Sooner or later, every home needs the caring hands of a contractor.
Home improvement to-do lists can grow quickly once you’ve settled into a home, and the expenses can add up just as fast, making it critical that you don’t throw your money away in the process. No matter the size of the project at hand, finding a good contractor is paramount to achieving success when tackling home improvement projects.
Here are a few things to keep in mind as you search for the best contractor for the job:
Determine the Size and Scope of the Job
While complex projects require in-depth knowledge, there’s also the potential that you’ll need to hire a contractor with state certifications, which is something only a licensed contractor can provide. Complex projects can range anywhere from remodeling a bathroom or kitchen to adding on a new room or building a deck. If a large job requires a permit, a contractor will likely be required by the city issuing the permit.
Small projects such as fixing a leaking pipe or installing a ceiling fan can probably be handled by a good handyman who will usually charge less per hour or project than a licensed contractor.
Where to Start Your Search

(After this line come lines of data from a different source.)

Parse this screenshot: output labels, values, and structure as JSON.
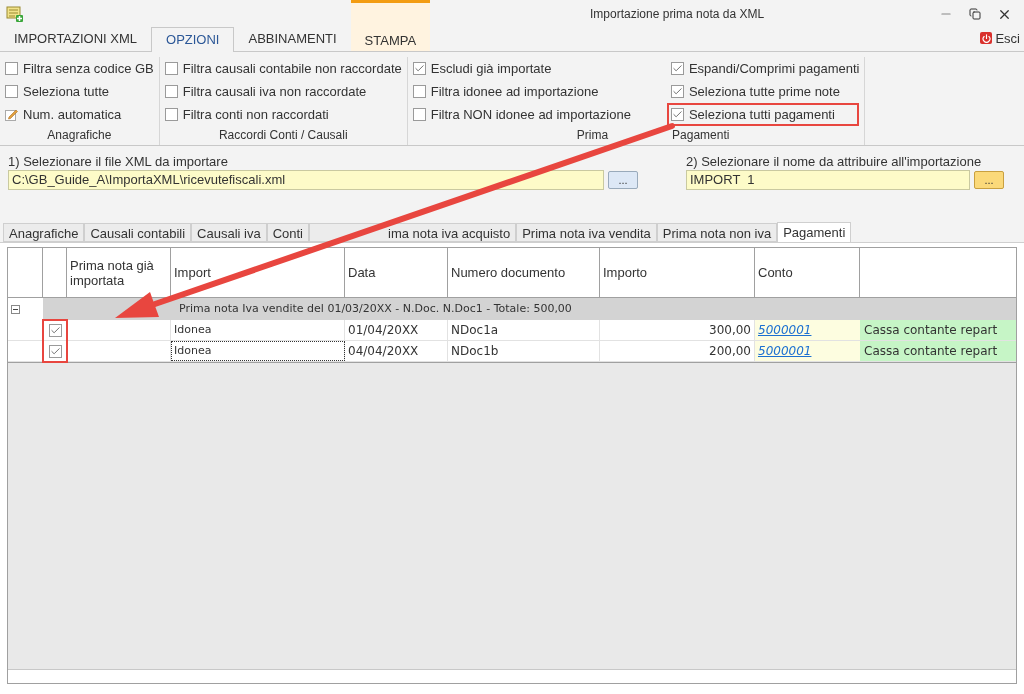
{
  "window": {
    "title": "Importazione prima nota da XML",
    "exit_label": "Esci"
  },
  "ribbon_tabs": [
    {
      "label": "IMPORTAZIONI XML",
      "selected": false,
      "contextual": false
    },
    {
      "label": "OPZIONI",
      "selected": true,
      "contextual": false
    },
    {
      "label": "ABBINAMENTI",
      "selected": false,
      "contextual": false
    },
    {
      "label": "STAMPA",
      "selected": false,
      "contextual": true
    }
  ],
  "option_groups": [
    {
      "label": "Anagrafiche",
      "columns": [
        [
          {
            "kind": "checkbox",
            "label": "Filtra senza codice GB",
            "checked": false
          },
          {
            "kind": "checkbox",
            "label": "Seleziona tutte",
            "checked": false
          },
          {
            "kind": "command",
            "label": "Num. automatica"
          }
        ]
      ]
    },
    {
      "label": "Raccordi Conti / Causali",
      "columns": [
        [
          {
            "kind": "checkbox",
            "label": "Filtra causali contabile non raccordate",
            "checked": false
          },
          {
            "kind": "checkbox",
            "label": "Filtra causali iva non raccordate",
            "checked": false
          },
          {
            "kind": "checkbox",
            "label": "Filtra conti non raccordati",
            "checked": false
          }
        ]
      ]
    },
    {
      "label_parts": [
        "Prima",
        "Pagamenti"
      ],
      "columns": [
        [
          {
            "kind": "checkbox",
            "label": "Escludi già importate",
            "checked": true
          },
          {
            "kind": "checkbox",
            "label": "Filtra idonee ad importazione",
            "checked": false
          },
          {
            "kind": "checkbox",
            "label": "Filtra NON idonee ad importazione",
            "checked": false
          }
        ],
        [
          {
            "kind": "checkbox",
            "label": "Espandi/Comprimi pagamenti",
            "checked": true
          },
          {
            "kind": "checkbox",
            "label": "Seleziona tutte prime note",
            "checked": true
          },
          {
            "kind": "checkbox",
            "label": "Seleziona tutti pagamenti",
            "checked": true,
            "highlighted": true
          }
        ]
      ]
    }
  ],
  "file_field": {
    "label": "1) Selezionare il file XML da importare",
    "value": "C:\\GB_Guide_A\\ImportaXML\\ricevutefiscali.xml",
    "button": "..."
  },
  "name_field": {
    "label": "2) Selezionare il nome da attribuire all'importazione",
    "value": "IMPORT  1",
    "button": "..."
  },
  "sub_tabs": [
    {
      "label": "Anagrafiche",
      "selected": false
    },
    {
      "label": "Causali contabili",
      "selected": false
    },
    {
      "label": "Causali iva",
      "selected": false
    },
    {
      "label": "Conti",
      "selected": false
    },
    {
      "label": "ima nota iva acquisto",
      "selected": false,
      "under_arrow": true
    },
    {
      "label": "Prima nota iva vendita",
      "selected": false
    },
    {
      "label": "Prima nota non iva",
      "selected": false
    },
    {
      "label": "Pagamenti",
      "selected": true
    }
  ],
  "grid": {
    "columns": [
      "Prima nota già importata",
      "Import",
      "Data",
      "Numero documento",
      "Importo",
      "Conto"
    ],
    "group_row": {
      "text": "Prima nota Iva vendite del 01/03/20XX - N.Doc. N.Doc1 - Totale: 500,00",
      "expanded": true
    },
    "rows": [
      {
        "checked": true,
        "importabile": "Idonea",
        "data": "01/04/20XX",
        "numero": "NDoc1a",
        "importo": "300,00",
        "conto": "5000001",
        "descrizione": "Cassa contante repart"
      },
      {
        "checked": true,
        "importabile": "Idonea",
        "data": "04/04/20XX",
        "numero": "NDoc1b",
        "importo": "200,00",
        "conto": "5000001",
        "descrizione": "Cassa contante repart"
      }
    ]
  }
}
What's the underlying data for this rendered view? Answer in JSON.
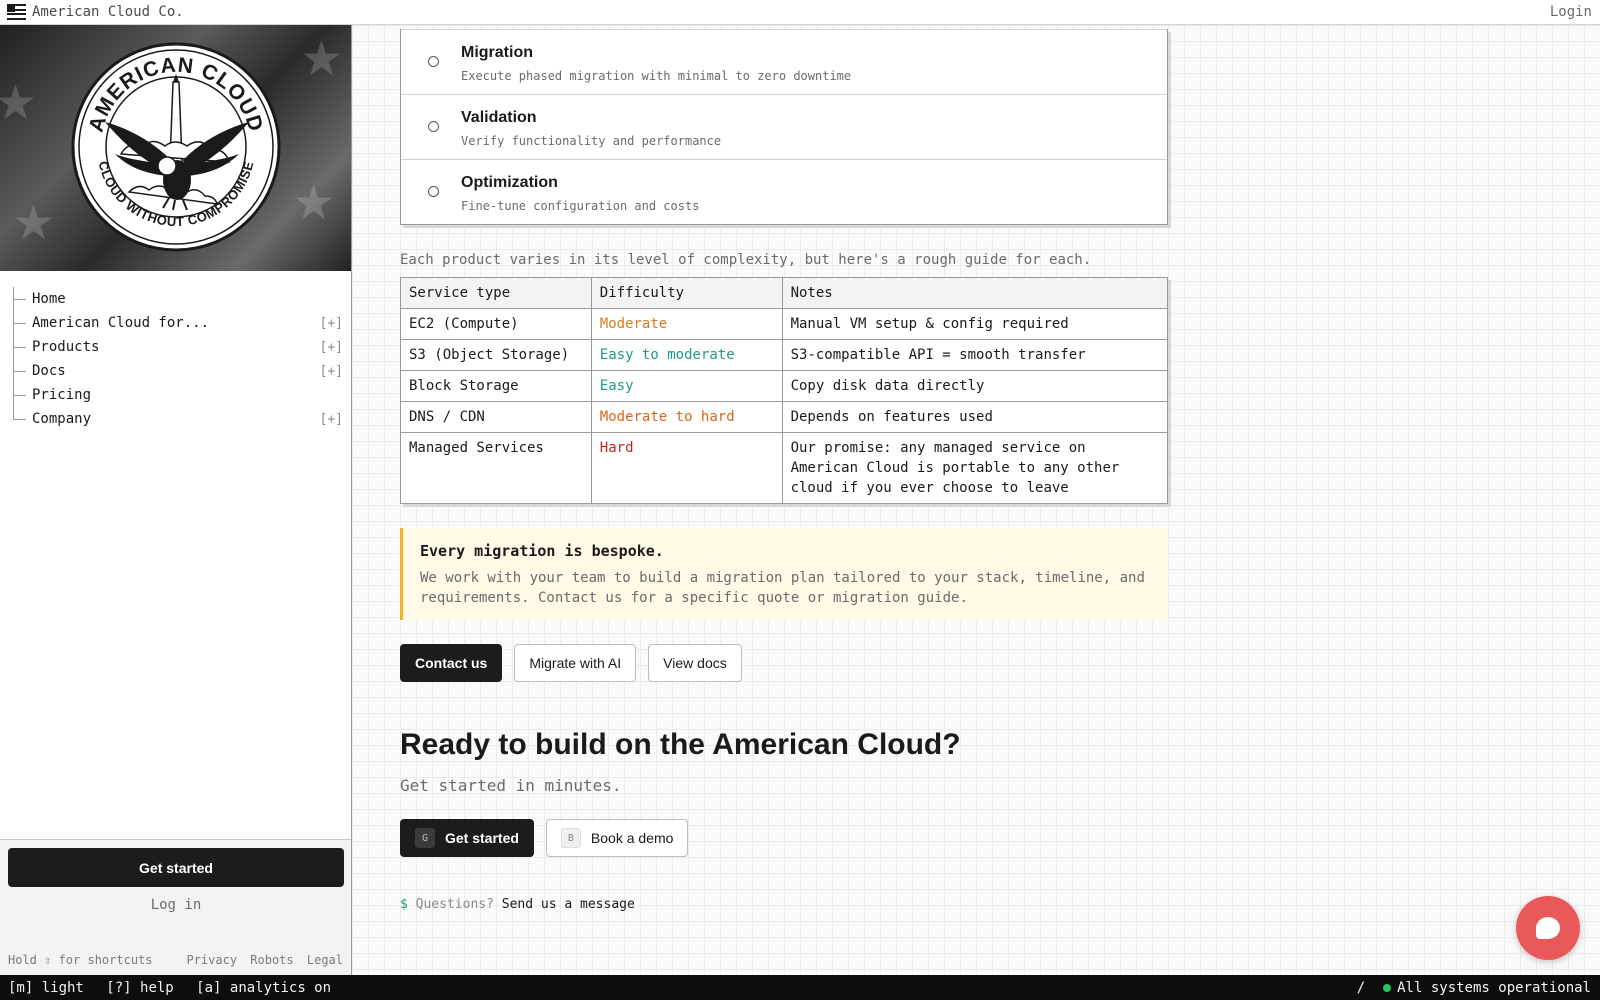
{
  "brand": {
    "name": "American Cloud Co.",
    "flag_icon": "us-flag-icon"
  },
  "header": {
    "login_label": "Login"
  },
  "seal": {
    "top_text": "AMERICAN CLOUD",
    "bottom_text": "CLOUD WITHOUT COMPROMISE"
  },
  "sidebar": {
    "items": [
      {
        "label": "Home",
        "toggle": ""
      },
      {
        "label": "American Cloud for...",
        "toggle": "[+]"
      },
      {
        "label": "Products",
        "toggle": "[+]"
      },
      {
        "label": "Docs",
        "toggle": "[+]"
      },
      {
        "label": "Pricing",
        "toggle": ""
      },
      {
        "label": "Company",
        "toggle": "[+]"
      }
    ],
    "get_started_label": "Get started",
    "login_label": "Log in",
    "shortcut_hint": "Hold ⇧ for shortcuts",
    "footer_links": [
      "Privacy",
      "Robots",
      "Legal"
    ]
  },
  "steps": [
    {
      "title": "Migration",
      "desc": "Execute phased migration with minimal to zero downtime"
    },
    {
      "title": "Validation",
      "desc": "Verify functionality and performance"
    },
    {
      "title": "Optimization",
      "desc": "Fine-tune configuration and costs"
    }
  ],
  "guide": {
    "intro": "Each product varies in its level of complexity, but here's a rough guide for each.",
    "headers": [
      "Service type",
      "Difficulty",
      "Notes"
    ],
    "rows": [
      {
        "service": "EC2 (Compute)",
        "difficulty": "Moderate",
        "notes": "Manual VM setup & config required"
      },
      {
        "service": "S3 (Object Storage)",
        "difficulty": "Easy to moderate",
        "notes": "S3-compatible API = smooth transfer"
      },
      {
        "service": "Block Storage",
        "difficulty": "Easy",
        "notes": "Copy disk data directly"
      },
      {
        "service": "DNS / CDN",
        "difficulty": "Moderate to hard",
        "notes": "Depends on features used"
      },
      {
        "service": "Managed Services",
        "difficulty": "Hard",
        "notes": "Our promise: any managed service on American Cloud is portable to any other cloud if you ever choose to leave"
      }
    ]
  },
  "callout": {
    "title": "Every migration is bespoke.",
    "body": "We work with your team to build a migration plan tailored to your stack, timeline, and requirements. Contact us for a specific quote or migration guide."
  },
  "actions": {
    "contact_label": "Contact us",
    "migrate_ai_label": "Migrate with AI",
    "view_docs_label": "View docs"
  },
  "cta": {
    "title": "Ready to build on the American Cloud?",
    "subtitle": "Get started in minutes.",
    "get_started_label": "Get started",
    "get_started_key": "G",
    "demo_label": "Book a demo",
    "demo_key": "B"
  },
  "questions": {
    "prompt": "$",
    "label": "Questions?",
    "link": "Send us a message"
  },
  "statusbar": {
    "theme": "[m] light",
    "help": "[?] help",
    "analytics": "[a] analytics on",
    "slash": "/",
    "system_status": "All systems operational"
  },
  "colors": {
    "moderate": "#d97a1a",
    "easy": "#1f9a87",
    "moderate_to_hard": "#d9661a",
    "hard": "#c22626",
    "status_ok": "#22c55e",
    "chat_accent": "#e85a5a"
  }
}
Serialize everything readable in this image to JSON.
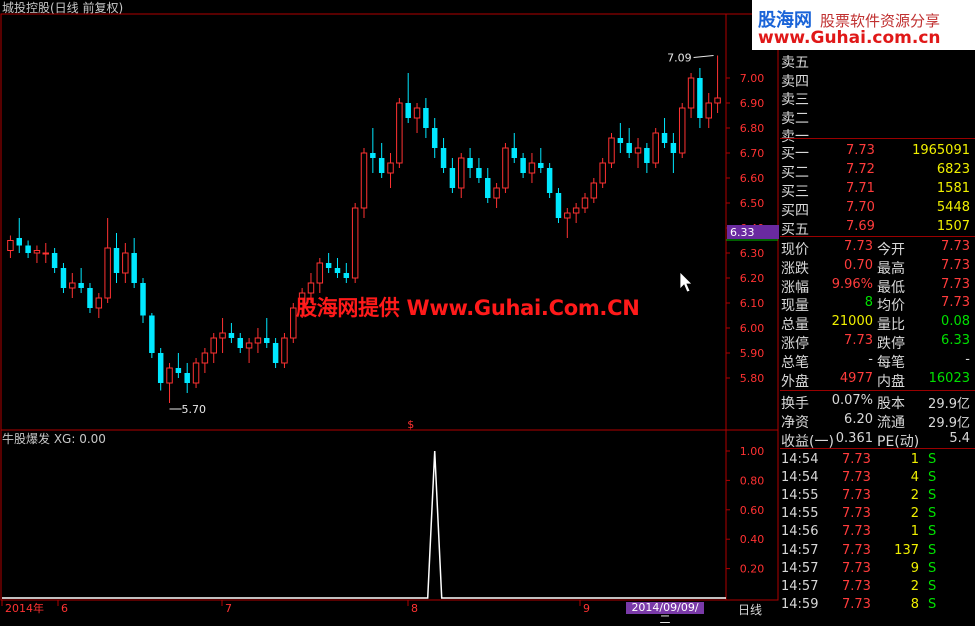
{
  "chart_title": "城投控股(日线 前复权)",
  "indicator_title": "牛股爆发  XG: 0.00",
  "watermark": "股海网提供  Www.Guhai.Com.CN",
  "logo": {
    "name": "股海网",
    "slogan": "股票软件资源分享",
    "url": "www.Guhai.com.cn"
  },
  "annotations": {
    "high_label": "7.09",
    "low_label": "5.70",
    "signal_mark": "$",
    "last_price_tag": "6.33"
  },
  "price_axis": [
    "7.00",
    "6.90",
    "6.80",
    "6.70",
    "6.60",
    "6.50",
    "6.40",
    "6.30",
    "6.20",
    "6.10",
    "6.00",
    "5.90",
    "5.80"
  ],
  "indicator_axis": [
    "1.00",
    "0.80",
    "0.60",
    "0.40",
    "0.20"
  ],
  "time_axis": {
    "labels": [
      "2014年",
      "6",
      "7",
      "8",
      "9"
    ],
    "current_date": "2014/09/09/二",
    "period": "日线"
  },
  "order_book": {
    "sell": [
      {
        "label": "卖五",
        "price": "",
        "vol": ""
      },
      {
        "label": "卖四",
        "price": "",
        "vol": ""
      },
      {
        "label": "卖三",
        "price": "",
        "vol": ""
      },
      {
        "label": "卖二",
        "price": "",
        "vol": ""
      },
      {
        "label": "卖一",
        "price": "",
        "vol": ""
      }
    ],
    "buy": [
      {
        "label": "买一",
        "price": "7.73",
        "vol": "1965091"
      },
      {
        "label": "买二",
        "price": "7.72",
        "vol": "6823"
      },
      {
        "label": "买三",
        "price": "7.71",
        "vol": "1581"
      },
      {
        "label": "买四",
        "price": "7.70",
        "vol": "5448"
      },
      {
        "label": "买五",
        "price": "7.69",
        "vol": "1507"
      }
    ]
  },
  "quote": [
    {
      "l1": "现价",
      "v1": "7.73",
      "c1": "red",
      "l2": "今开",
      "v2": "7.73",
      "c2": "red"
    },
    {
      "l1": "涨跌",
      "v1": "0.70",
      "c1": "red",
      "l2": "最高",
      "v2": "7.73",
      "c2": "red"
    },
    {
      "l1": "涨幅",
      "v1": "9.96%",
      "c1": "red",
      "l2": "最低",
      "v2": "7.73",
      "c2": "red"
    },
    {
      "l1": "现量",
      "v1": "8",
      "c1": "grn",
      "l2": "均价",
      "v2": "7.73",
      "c2": "red"
    },
    {
      "l1": "总量",
      "v1": "21000",
      "c1": "yel",
      "l2": "量比",
      "v2": "0.08",
      "c2": "grn"
    },
    {
      "l1": "涨停",
      "v1": "7.73",
      "c1": "red",
      "l2": "跌停",
      "v2": "6.33",
      "c2": "grn"
    },
    {
      "l1": "总笔",
      "v1": "-",
      "c1": "wht",
      "l2": "每笔",
      "v2": "-",
      "c2": "wht"
    },
    {
      "l1": "外盘",
      "v1": "4977",
      "c1": "red",
      "l2": "内盘",
      "v2": "16023",
      "c2": "grn"
    }
  ],
  "fundamentals": [
    {
      "l1": "换手",
      "v1": "0.07%",
      "l2": "股本",
      "v2": "29.9亿"
    },
    {
      "l1": "净资",
      "v1": "6.20",
      "l2": "流通",
      "v2": "29.9亿"
    },
    {
      "l1": "收益(一)",
      "v1": "0.361",
      "l2": "PE(动)",
      "v2": "5.4"
    }
  ],
  "ticks": [
    {
      "time": "14:54",
      "price": "7.73",
      "vol": "1",
      "side": "S"
    },
    {
      "time": "14:54",
      "price": "7.73",
      "vol": "4",
      "side": "S"
    },
    {
      "time": "14:55",
      "price": "7.73",
      "vol": "2",
      "side": "S"
    },
    {
      "time": "14:55",
      "price": "7.73",
      "vol": "2",
      "side": "S"
    },
    {
      "time": "14:56",
      "price": "7.73",
      "vol": "1",
      "side": "S"
    },
    {
      "time": "14:57",
      "price": "7.73",
      "vol": "137",
      "side": "S"
    },
    {
      "time": "14:57",
      "price": "7.73",
      "vol": "9",
      "side": "S"
    },
    {
      "time": "14:57",
      "price": "7.73",
      "vol": "2",
      "side": "S"
    },
    {
      "time": "14:59",
      "price": "7.73",
      "vol": "8",
      "side": "S"
    }
  ],
  "chart_data": {
    "type": "candlestick",
    "ylim": [
      5.7,
      7.12
    ],
    "candles": [
      [
        6.31,
        6.37,
        6.28,
        6.35
      ],
      [
        6.36,
        6.44,
        6.3,
        6.33
      ],
      [
        6.33,
        6.35,
        6.28,
        6.3
      ],
      [
        6.3,
        6.33,
        6.26,
        6.31
      ],
      [
        6.3,
        6.34,
        6.26,
        6.3
      ],
      [
        6.3,
        6.32,
        6.22,
        6.24
      ],
      [
        6.24,
        6.26,
        6.14,
        6.16
      ],
      [
        6.16,
        6.22,
        6.12,
        6.18
      ],
      [
        6.18,
        6.24,
        6.14,
        6.16
      ],
      [
        6.16,
        6.18,
        6.06,
        6.08
      ],
      [
        6.08,
        6.14,
        6.04,
        6.12
      ],
      [
        6.12,
        6.44,
        6.1,
        6.32
      ],
      [
        6.32,
        6.38,
        6.18,
        6.22
      ],
      [
        6.22,
        6.34,
        6.18,
        6.3
      ],
      [
        6.3,
        6.36,
        6.16,
        6.18
      ],
      [
        6.18,
        6.2,
        6.02,
        6.05
      ],
      [
        6.05,
        6.06,
        5.88,
        5.9
      ],
      [
        5.9,
        5.92,
        5.75,
        5.78
      ],
      [
        5.78,
        5.86,
        5.7,
        5.84
      ],
      [
        5.84,
        5.9,
        5.8,
        5.82
      ],
      [
        5.82,
        5.86,
        5.74,
        5.78
      ],
      [
        5.78,
        5.88,
        5.76,
        5.86
      ],
      [
        5.86,
        5.92,
        5.82,
        5.9
      ],
      [
        5.9,
        5.98,
        5.86,
        5.96
      ],
      [
        5.96,
        6.04,
        5.9,
        5.98
      ],
      [
        5.98,
        6.02,
        5.94,
        5.96
      ],
      [
        5.96,
        5.98,
        5.9,
        5.92
      ],
      [
        5.92,
        5.96,
        5.86,
        5.94
      ],
      [
        5.94,
        6.0,
        5.9,
        5.96
      ],
      [
        5.96,
        6.04,
        5.92,
        5.94
      ],
      [
        5.94,
        5.96,
        5.84,
        5.86
      ],
      [
        5.86,
        5.98,
        5.84,
        5.96
      ],
      [
        5.96,
        6.1,
        5.94,
        6.08
      ],
      [
        6.08,
        6.16,
        6.04,
        6.14
      ],
      [
        6.14,
        6.22,
        6.1,
        6.18
      ],
      [
        6.18,
        6.28,
        6.14,
        6.26
      ],
      [
        6.26,
        6.3,
        6.22,
        6.24
      ],
      [
        6.24,
        6.28,
        6.2,
        6.22
      ],
      [
        6.22,
        6.26,
        6.18,
        6.2
      ],
      [
        6.2,
        6.5,
        6.18,
        6.48
      ],
      [
        6.48,
        6.72,
        6.44,
        6.7
      ],
      [
        6.7,
        6.8,
        6.62,
        6.68
      ],
      [
        6.68,
        6.74,
        6.6,
        6.62
      ],
      [
        6.62,
        6.7,
        6.56,
        6.66
      ],
      [
        6.66,
        6.92,
        6.64,
        6.9
      ],
      [
        6.9,
        7.02,
        6.82,
        6.84
      ],
      [
        6.84,
        6.9,
        6.78,
        6.88
      ],
      [
        6.88,
        6.92,
        6.76,
        6.8
      ],
      [
        6.8,
        6.84,
        6.68,
        6.72
      ],
      [
        6.72,
        6.76,
        6.62,
        6.64
      ],
      [
        6.64,
        6.68,
        6.54,
        6.56
      ],
      [
        6.56,
        6.7,
        6.52,
        6.68
      ],
      [
        6.68,
        6.72,
        6.6,
        6.64
      ],
      [
        6.64,
        6.68,
        6.58,
        6.6
      ],
      [
        6.6,
        6.64,
        6.5,
        6.52
      ],
      [
        6.52,
        6.58,
        6.48,
        6.56
      ],
      [
        6.56,
        6.74,
        6.54,
        6.72
      ],
      [
        6.72,
        6.78,
        6.66,
        6.68
      ],
      [
        6.68,
        6.7,
        6.6,
        6.62
      ],
      [
        6.62,
        6.7,
        6.58,
        6.66
      ],
      [
        6.66,
        6.72,
        6.62,
        6.64
      ],
      [
        6.64,
        6.66,
        6.52,
        6.54
      ],
      [
        6.54,
        6.56,
        6.42,
        6.44
      ],
      [
        6.44,
        6.48,
        6.36,
        6.46
      ],
      [
        6.46,
        6.5,
        6.42,
        6.48
      ],
      [
        6.48,
        6.54,
        6.46,
        6.52
      ],
      [
        6.52,
        6.6,
        6.5,
        6.58
      ],
      [
        6.58,
        6.68,
        6.56,
        6.66
      ],
      [
        6.66,
        6.78,
        6.64,
        6.76
      ],
      [
        6.76,
        6.82,
        6.7,
        6.74
      ],
      [
        6.74,
        6.8,
        6.68,
        6.7
      ],
      [
        6.7,
        6.76,
        6.64,
        6.72
      ],
      [
        6.72,
        6.74,
        6.62,
        6.66
      ],
      [
        6.66,
        6.8,
        6.64,
        6.78
      ],
      [
        6.78,
        6.84,
        6.72,
        6.74
      ],
      [
        6.74,
        6.78,
        6.62,
        6.7
      ],
      [
        6.7,
        6.9,
        6.68,
        6.88
      ],
      [
        6.88,
        7.02,
        6.84,
        7.0
      ],
      [
        7.0,
        7.04,
        6.8,
        6.84
      ],
      [
        6.84,
        6.94,
        6.8,
        6.9
      ],
      [
        6.9,
        7.09,
        6.86,
        6.92
      ]
    ],
    "indicator": {
      "name": "XG",
      "spike_index": 48,
      "spike_value": 1.0
    }
  }
}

Websites such as Angie’s List offer large databases of home improvement contractors who have been reviewed by members, so do your due diligence and take some time to do some research before choosing a contractor for the job. It’s also a good idea to ask for recommendations from friends and neighbors who have had similar work done on their homes, in addition to getting recommendations from your local Chamber of Commerce or building trade association.
Your insurance company will likely have agreements with reputable local contractors, as well, so ask for their recommendations, even if they’re not paying for the work.
Once you’ve compiled a list of potential contractors, get their license numbers and check that their certificates of insurance are updated. All contractors are required to be licensed and have insurance. Good contractors should carry workers comp and liability insurance, as well.
When checking licenses, remember that a business license isn’t the same as a contractor license. Research your state’s requirements regarding contractors, and make sure the ones you’re considering hiring for the job meet those requirements.
Ask contractors for at least three recent references you can contact. While you can ask customers anything you’d like, don’t overlook the following questions:
• Did the contractor return your calls promptly?
• Was the project completed on budget?
• Was the contractor responsive to changes with the project?
• Would you recommend this contractor to your family?
Get an Itemized Bid
After meeting with a contractor and having them review your project, they should provide you with an itemized bid that lists everything you’ll be paying for, including labor, materials, permit fees and any other expenses the contractor expects to bill for. It’s also important to clarify whether the bid is an estimate or fixed price. If it’s an estimate, find out what factors might affect the final price.